Our friends at the National Museum of the Marine Corps recently shared some photos of the above helmet. It is truly something we’ve never seen before. It was suggested that the unique triangular metal plate may have been worn to identify the owner as an “instructor” but more information isn’t available. Continue reading
It has been long established that there were two makers of the American pressed fiber sun helmet –Hawley Products and the International Hat Company. As we’ve previously noted, the USMC blueprints for the helmets dated back to the 1940s, however we’ve been provided with the original patents from 1935 and 1936. These were filed with the U.S. Patent Office by Jesse B. Hawley, the founder of Hawley Products and apparently the original inventor and patent holder of the Hawley sun helmet. Continue reading
The history of the American pressed fiber sun helmet continues to be one that remains shrouded in mystery. However, thanks to my friend and colleague Alex Tulkoff some information has come to light. Mr. Tulkoff recently uncovered original blueprints for the helmet and more importantly a May 1941 dated Quartermaster order, which offers some insight information about the costs of the helmets.

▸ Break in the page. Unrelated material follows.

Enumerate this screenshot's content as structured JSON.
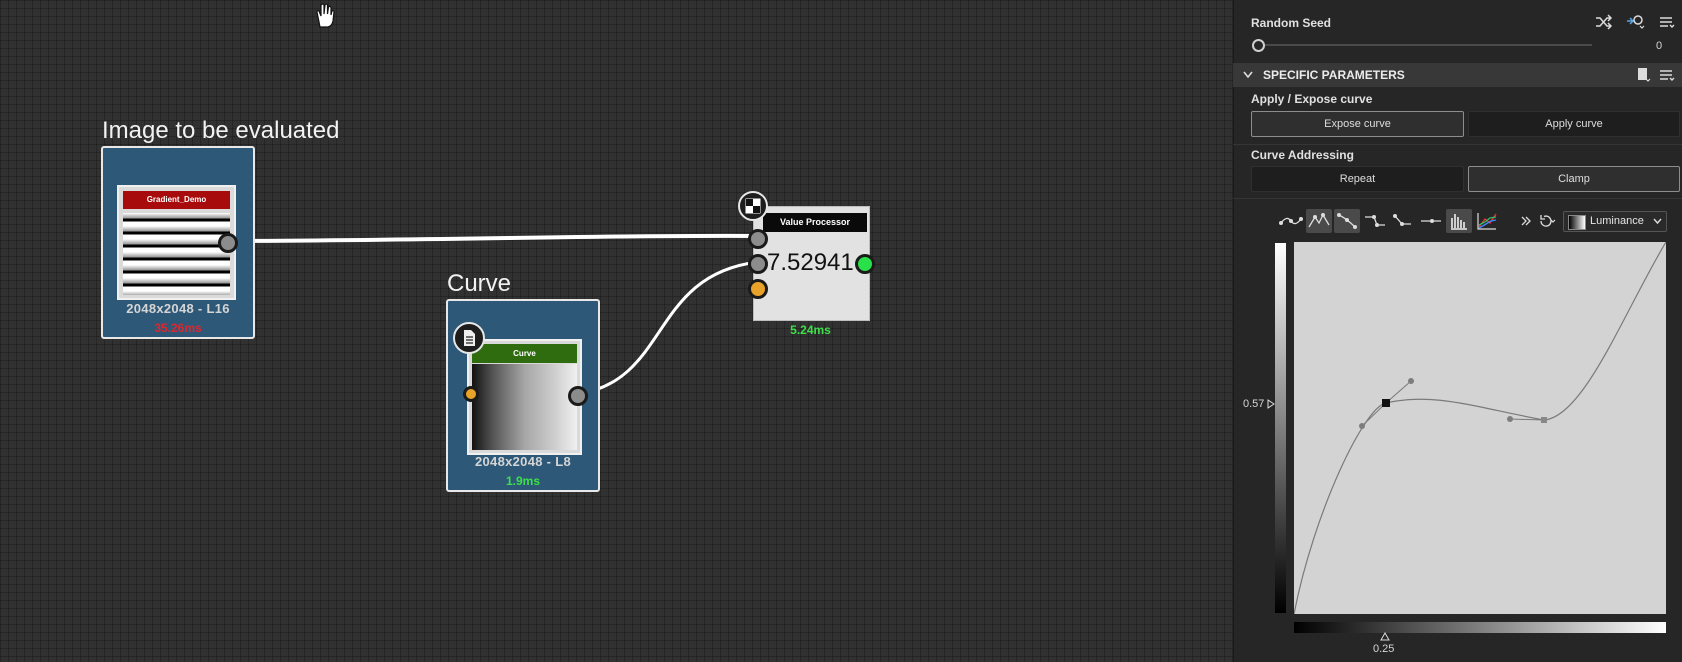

Following the end of the Second World War American military planners considered a number of replacements for the M1 steel helmet, yet it wasn’t until the late 1970s that the PAGST (Personnel Armor System for Ground Troops) was developed. It was made of Kevlar and was a major departure from the steel helmets that had been used since the First World War.
However, during the 1950s the American military also apparently considered a lightweight helmet for use tropical areas where the rays from the sun were often as much as a problem as enemy bullets. The helmet was never adopted and this author has only once even seen an example for sale. Continue reading
The military sun helmet was introduced to save lives, not from bullets or even spears but from quite literally from the sun. The European soldiers – first the British but later the French, Belgian, Spanish, Portuguese and Germans – fell victim to sun stroke and heat stroke in their respective newly obtained colonies. The sun helmet offered protection from the sun and along with better tropical clothing likely helped save countless lives beginning in the second half of the 19th century.
The other problem facing soldiers as well as diplomats, colonists and workers was tropical disease. Among the most deadly was yellow fever. Even today in many tropical regions – especially Africa and South America – yellow fever continues to be a major problem. Today nearly a billion people live in an area of the world where the disease is common. Yellow fever originated in Africa but spread to South America through the slave trade in the 17th century, and since that time there have been major outbreaks in the Americas, Africa and even Europe. Continue reading
Recently a potential one-of-a-kind item surfaced on eBay. It was a “salesman sample” of the American pressed fiber helmet. What made this particular find so interesting is that it was truly a salesman’s sample in that it wasn’t full size. So why exactly was a one-quarter scale helmet created?
“Trench Art” has existed long before the horrors of the First World War, and it was commonly known as “soldier art” for centuries. Probably for as long as soldiers marched off to war they created pieces of art and personalized their equipment.
While American soldiers also came home from the “Over There” at the end of the First World War with painted steel helmets, by the Second World War the practice of decorating a helmet was frowned upon – although personalization made a comeback on the helmet covers during the Vietnam War.
One helmet pattern that has been seen to have gotten the personalized touch was of course the American pressed fiber sun helmet, as we noted in our article “The Art of the Helmet.” Now another fascinating example has come to light – and for lack of a better name it is simply “The Cat on the Hat.” Continue reading